==== Available records

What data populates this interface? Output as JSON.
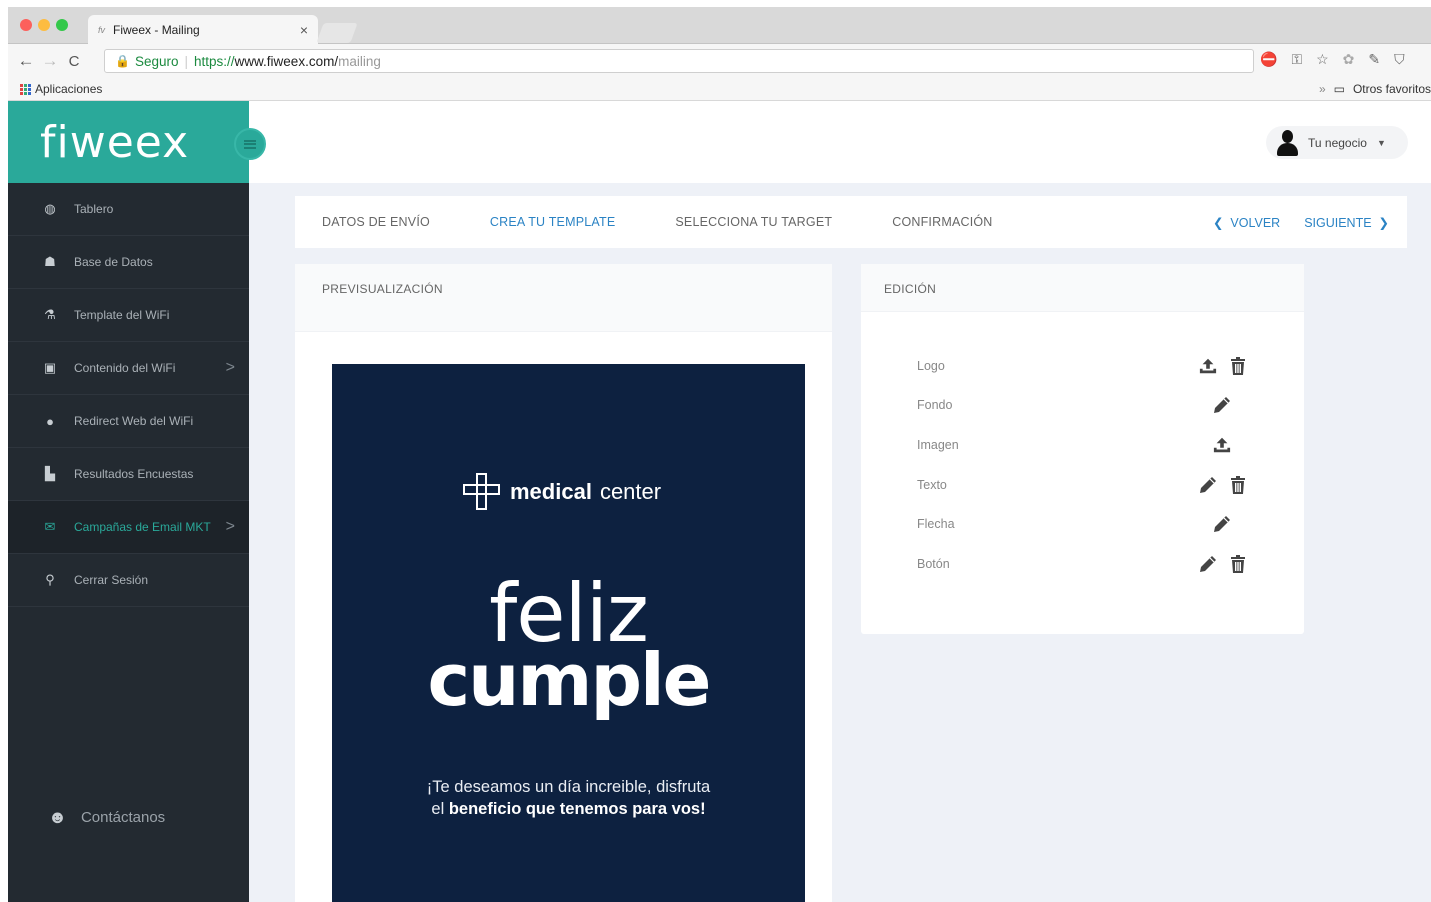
{
  "browser": {
    "tab_title": "Fiweex - Mailing",
    "tab_favicon": "fv",
    "tab_close": "×",
    "secure_label": "Seguro",
    "url_scheme": "https://",
    "url_domain": "www.fiweex.com/",
    "url_path": "mailing",
    "bookmarks_apps": "Aplicaciones",
    "bookmarks_more": "»",
    "bookmarks_other": "Otros favoritos",
    "traffic_colors": [
      "#fc605c",
      "#fdbc40",
      "#34c84a"
    ]
  },
  "sidebar": {
    "logo": "fiweex",
    "items": [
      {
        "label": "Tablero",
        "icon": "dashboard-icon",
        "active": false,
        "chevron": ""
      },
      {
        "label": "Base de Datos",
        "icon": "users-icon",
        "active": false,
        "chevron": ""
      },
      {
        "label": "Template del WiFi",
        "icon": "flask-icon",
        "active": false,
        "chevron": ""
      },
      {
        "label": "Contenido del WiFi",
        "icon": "archive-icon",
        "active": false,
        "chevron": ">"
      },
      {
        "label": "Redirect Web del WiFi",
        "icon": "globe-icon",
        "active": false,
        "chevron": ""
      },
      {
        "label": "Resultados Encuestas",
        "icon": "chart-icon",
        "active": false,
        "chevron": ""
      },
      {
        "label": "Campañas de Email MKT",
        "icon": "envelope-icon",
        "active": true,
        "chevron": ">"
      },
      {
        "label": "Cerrar Sesión",
        "icon": "key-icon",
        "active": false,
        "chevron": ""
      }
    ],
    "contact": "Contáctanos"
  },
  "header": {
    "user_label": "Tu negocio"
  },
  "steps": {
    "items": [
      "DATOS DE ENVÍO",
      "CREA TU TEMPLATE",
      "SELECCIONA TU TARGET",
      "CONFIRMACIÓN"
    ],
    "current_index": 1,
    "back": "VOLVER",
    "next": "SIGUIENTE"
  },
  "preview": {
    "title": "PREVISUALIZACIÓN",
    "brand_bold": "medical",
    "brand_light": "center",
    "headline_1": "feliz",
    "headline_2": "cumple",
    "message_1": "¡Te deseamos un día increible, disfruta",
    "message_2_prefix": "el ",
    "message_2_bold": "beneficio que tenemos para vos!",
    "background": "#0d2140"
  },
  "edit": {
    "title": "EDICIÓN",
    "rows": [
      {
        "label": "Logo",
        "tools": [
          "upload-icon",
          "trash-icon"
        ]
      },
      {
        "label": "Fondo",
        "tools": [
          "pencil-icon"
        ]
      },
      {
        "label": "Imagen",
        "tools": [
          "upload-icon"
        ]
      },
      {
        "label": "Texto",
        "tools": [
          "pencil-icon",
          "trash-icon"
        ]
      },
      {
        "label": "Flecha",
        "tools": [
          "pencil-icon"
        ]
      },
      {
        "label": "Botón",
        "tools": [
          "pencil-icon",
          "trash-icon"
        ]
      }
    ]
  },
  "colors": {
    "brand_teal": "#2aa99a",
    "sidebar_bg": "#232a31",
    "accent_blue": "#2b83c4",
    "content_bg": "#eef1f7"
  }
}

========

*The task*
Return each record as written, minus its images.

*Written answer*
What data populates this interface? Output as JSON.
{
  "browser": {
    "tab_title": "Fiweex - Mailing",
    "tab_favicon": "fv",
    "tab_close": "×",
    "secure_label": "Seguro",
    "url_scheme": "https://",
    "url_domain": "www.fiweex.com/",
    "url_path": "mailing",
    "bookmarks_apps": "Aplicaciones",
    "bookmarks_more": "»",
    "bookmarks_other": "Otros favoritos",
    "traffic_colors": [
      "#fc605c",
      "#fdbc40",
      "#34c84a"
    ]
  },
  "sidebar": {
    "logo": "fiweex",
    "items": [
      {
        "label": "Tablero",
        "icon": "dashboard-icon",
        "active": false,
        "chevron": ""
      },
      {
        "label": "Base de Datos",
        "icon": "users-icon",
        "active": false,
        "chevron": ""
      },
      {
        "label": "Template del WiFi",
        "icon": "flask-icon",
        "active": false,
        "chevron": ""
      },
      {
        "label": "Contenido del WiFi",
        "icon": "archive-icon",
        "active": false,
        "chevron": ">"
      },
      {
        "label": "Redirect Web del WiFi",
        "icon": "globe-icon",
        "active": false,
        "chevron": ""
      },
      {
        "label": "Resultados Encuestas",
        "icon": "chart-icon",
        "active": false,
        "chevron": ""
      },
      {
        "label": "Campañas de Email MKT",
        "icon": "envelope-icon",
        "active": true,
        "chevron": ">"
      },
      {
        "label": "Cerrar Sesión",
        "icon": "key-icon",
        "active": false,
        "chevron": ""
      }
    ],
    "contact": "Contáctanos"
  },
  "header": {
    "user_label": "Tu negocio"
  },
  "steps": {
    "items": [
      "DATOS DE ENVÍO",
      "CREA TU TEMPLATE",
      "SELECCIONA TU TARGET",
      "CONFIRMACIÓN"
    ],
    "current_index": 1,
    "back": "VOLVER",
    "next": "SIGUIENTE"
  },
  "preview": {
    "title": "PREVISUALIZACIÓN",
    "brand_bold": "medical",
    "brand_light": "center",
    "headline_1": "feliz",
    "headline_2": "cumple",
    "message_1": "¡Te deseamos un día increible, disfruta",
    "message_2_prefix": "el ",
    "message_2_bold": "beneficio que tenemos para vos!",
    "background": "#0d2140"
  },
  "edit": {
    "title": "EDICIÓN",
    "rows": [
      {
        "label": "Logo",
        "tools": [
          "upload-icon",
          "trash-icon"
        ]
      },
      {
        "label": "Fondo",
        "tools": [
          "pencil-icon"
        ]
      },
      {
        "label": "Imagen",
        "tools": [
          "upload-icon"
        ]
      },
      {
        "label": "Texto",
        "tools": [
          "pencil-icon",
          "trash-icon"
        ]
      },
      {
        "label": "Flecha",
        "tools": [
          "pencil-icon"
        ]
      },
      {
        "label": "Botón",
        "tools": [
          "pencil-icon",
          "trash-icon"
        ]
      }
    ]
  },
  "colors": {
    "brand_teal": "#2aa99a",
    "sidebar_bg": "#232a31",
    "accent_blue": "#2b83c4",
    "content_bg": "#eef1f7"
  }
}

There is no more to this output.